In the same year that David Livingstone was found by HM Stanley in Central Africa a Christian place of worship began in lowly surroundings, in a South Eastern Lancashire coal mining village called Hurst. That year was 1871. It all began on the 2nd March 1870 at the church meeting at Albion. A question was raised about opening a room in Hurst for evangelistic services, and this was “to attempt to set before the people of Hurst a higher and nobler life” (the current pastimes being cock fighting, pigeons and Pitch and Toss). Across the road from the present church there used to be a row of low built cottages with their backs to the road. The end nearest our gate was known as the FOWT and it had a small and a flagged seat outside. At the other end of the row was a house with an upper room known as a garret. This garret, originally used as a pigeon cote became the first Sunday School in Hurst in 1871. Repairers came, then painters and last but not least the ladies with their buckets until the old room was quite respectable and opened on Sunday 20th August 1871 with sixteen scholars and our first Superintendent – Mr Radcliffe (from Albion). Numbers grew over the next three years and the room was no longer suitable.
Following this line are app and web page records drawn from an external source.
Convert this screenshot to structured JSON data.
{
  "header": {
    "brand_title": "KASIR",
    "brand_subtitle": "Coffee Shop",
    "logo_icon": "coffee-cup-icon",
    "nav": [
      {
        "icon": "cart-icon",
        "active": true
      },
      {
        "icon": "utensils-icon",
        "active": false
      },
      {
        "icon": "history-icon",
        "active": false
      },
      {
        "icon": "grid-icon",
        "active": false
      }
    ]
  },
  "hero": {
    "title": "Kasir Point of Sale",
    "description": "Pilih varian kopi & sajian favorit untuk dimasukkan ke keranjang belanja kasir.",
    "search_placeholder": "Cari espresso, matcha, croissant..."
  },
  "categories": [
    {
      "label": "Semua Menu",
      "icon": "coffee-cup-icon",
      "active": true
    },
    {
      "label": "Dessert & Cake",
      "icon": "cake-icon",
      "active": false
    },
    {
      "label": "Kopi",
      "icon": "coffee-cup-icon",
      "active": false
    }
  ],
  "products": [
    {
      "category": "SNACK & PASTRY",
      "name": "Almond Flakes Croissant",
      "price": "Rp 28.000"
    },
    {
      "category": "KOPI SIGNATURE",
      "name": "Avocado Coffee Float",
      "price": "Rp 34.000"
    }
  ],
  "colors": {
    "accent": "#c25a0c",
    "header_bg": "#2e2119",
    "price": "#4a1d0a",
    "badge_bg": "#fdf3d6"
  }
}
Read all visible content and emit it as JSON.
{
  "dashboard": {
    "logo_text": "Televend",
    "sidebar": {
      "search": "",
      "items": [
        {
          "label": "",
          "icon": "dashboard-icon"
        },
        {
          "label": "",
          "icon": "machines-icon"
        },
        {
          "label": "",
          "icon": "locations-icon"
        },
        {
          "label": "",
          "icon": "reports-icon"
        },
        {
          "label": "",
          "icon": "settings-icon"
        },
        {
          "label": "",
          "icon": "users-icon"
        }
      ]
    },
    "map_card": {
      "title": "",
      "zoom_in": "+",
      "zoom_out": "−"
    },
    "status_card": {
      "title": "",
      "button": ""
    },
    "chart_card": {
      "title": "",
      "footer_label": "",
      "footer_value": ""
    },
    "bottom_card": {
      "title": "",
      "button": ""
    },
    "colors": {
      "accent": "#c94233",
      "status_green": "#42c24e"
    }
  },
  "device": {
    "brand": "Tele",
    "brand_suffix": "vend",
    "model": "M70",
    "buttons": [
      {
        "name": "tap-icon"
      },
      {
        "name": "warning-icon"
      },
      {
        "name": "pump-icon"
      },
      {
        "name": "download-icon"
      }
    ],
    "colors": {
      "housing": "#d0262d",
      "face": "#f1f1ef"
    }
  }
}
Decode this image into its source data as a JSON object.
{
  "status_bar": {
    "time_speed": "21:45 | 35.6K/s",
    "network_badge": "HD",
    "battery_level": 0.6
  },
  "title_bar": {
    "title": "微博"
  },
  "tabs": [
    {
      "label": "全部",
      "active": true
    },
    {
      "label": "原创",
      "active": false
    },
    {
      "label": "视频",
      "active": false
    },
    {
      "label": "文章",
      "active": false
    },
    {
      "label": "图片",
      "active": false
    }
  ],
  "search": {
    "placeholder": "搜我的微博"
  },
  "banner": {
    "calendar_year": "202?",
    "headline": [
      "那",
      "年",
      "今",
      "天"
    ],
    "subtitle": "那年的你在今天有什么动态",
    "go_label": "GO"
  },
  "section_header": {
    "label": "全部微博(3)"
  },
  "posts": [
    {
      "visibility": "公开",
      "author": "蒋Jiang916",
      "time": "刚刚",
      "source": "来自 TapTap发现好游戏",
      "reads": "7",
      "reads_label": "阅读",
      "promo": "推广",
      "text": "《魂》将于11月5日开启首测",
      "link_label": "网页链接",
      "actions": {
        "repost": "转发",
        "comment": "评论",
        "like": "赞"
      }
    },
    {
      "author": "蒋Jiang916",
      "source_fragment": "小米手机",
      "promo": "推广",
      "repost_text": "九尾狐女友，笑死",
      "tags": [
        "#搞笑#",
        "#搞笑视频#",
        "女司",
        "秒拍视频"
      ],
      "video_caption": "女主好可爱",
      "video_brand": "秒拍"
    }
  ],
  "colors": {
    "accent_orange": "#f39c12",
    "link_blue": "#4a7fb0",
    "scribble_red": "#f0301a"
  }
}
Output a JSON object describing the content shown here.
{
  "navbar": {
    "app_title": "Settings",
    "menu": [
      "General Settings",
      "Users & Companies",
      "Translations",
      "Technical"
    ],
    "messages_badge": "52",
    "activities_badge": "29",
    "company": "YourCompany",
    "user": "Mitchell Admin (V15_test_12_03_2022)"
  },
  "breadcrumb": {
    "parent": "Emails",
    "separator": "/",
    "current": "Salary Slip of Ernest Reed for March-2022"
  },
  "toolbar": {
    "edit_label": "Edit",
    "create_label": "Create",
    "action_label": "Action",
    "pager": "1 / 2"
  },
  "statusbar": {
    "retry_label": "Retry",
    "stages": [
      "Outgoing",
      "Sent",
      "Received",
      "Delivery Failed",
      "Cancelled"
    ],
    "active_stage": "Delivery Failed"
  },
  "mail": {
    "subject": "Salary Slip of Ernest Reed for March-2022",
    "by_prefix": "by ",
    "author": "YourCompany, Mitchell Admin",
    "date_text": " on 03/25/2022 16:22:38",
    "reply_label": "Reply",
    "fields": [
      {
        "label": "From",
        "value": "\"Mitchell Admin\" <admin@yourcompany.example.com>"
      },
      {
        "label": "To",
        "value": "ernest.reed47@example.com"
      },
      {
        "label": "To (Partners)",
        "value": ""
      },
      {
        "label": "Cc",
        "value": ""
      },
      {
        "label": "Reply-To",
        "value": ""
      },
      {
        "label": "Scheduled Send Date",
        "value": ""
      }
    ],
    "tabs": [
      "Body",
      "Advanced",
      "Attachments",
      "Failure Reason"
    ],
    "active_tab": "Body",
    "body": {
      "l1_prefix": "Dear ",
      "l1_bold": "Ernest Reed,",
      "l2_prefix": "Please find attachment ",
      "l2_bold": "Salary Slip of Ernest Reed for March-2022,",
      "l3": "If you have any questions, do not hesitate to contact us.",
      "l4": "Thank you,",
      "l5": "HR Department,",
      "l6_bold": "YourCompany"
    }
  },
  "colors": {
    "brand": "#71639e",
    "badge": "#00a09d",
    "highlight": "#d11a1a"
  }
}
Back to Albion, and Mr Abel Buckley had generously offered £100 towards the erection of a new school, others were also keen to help. A site across the road was acquired, an architect engaged, work given out and a date fixed for the procession from Albion, Charlestown and Hurst Nook, led by a band, to place the foundation stone of the new church, amidst great rejoicing. Fund raising began in earnest with special services, tea parties, concerts etc. On the 26th March 1875 the school was completed. It had cost £800. It had been given a good clean out the day before, after a hard day’s work in the mill with the ladies mopping and the men bringing in the water. There were, on register seventy girls, sixty four boys, twelve male teachers and eleven female teachers, in addition to a mothers class of eighteen. By 1885 we had grown to three hundred and thirty five scholars and needed more room and a year later it was arranged build a new Infants classroom and a room for Young Men at a cost of £316. We had the audacity to actually hold a sale of work, followed by yet more fund raising which allowed the new rooms to be free of debt – “with all our imperfections, being in debt was just one more thing we could not tolerate!” In fact there was actually £50 in the bank! Hazlehurst Mission opened in 1913, extending the work further. Years passed with Jubilee celebrations, Whit Walks, Harvests and Potato Pie Suppers, Christmas parties and concerts, jumble sales and fairs, trips out and sermons. To conclude there is a quote from a speech given by the minister Rev WJ Farrow at a meeting at Hurst Nook on the 3rd November 1926 – “The Church’s message to you is one of courage and steadfastness. We would remind you that work and character tell in the long run. You have put not a few years behind and in that spirit that has brought you so far, continue. The present is encouraging, the future is waiting and is worth waiting for”.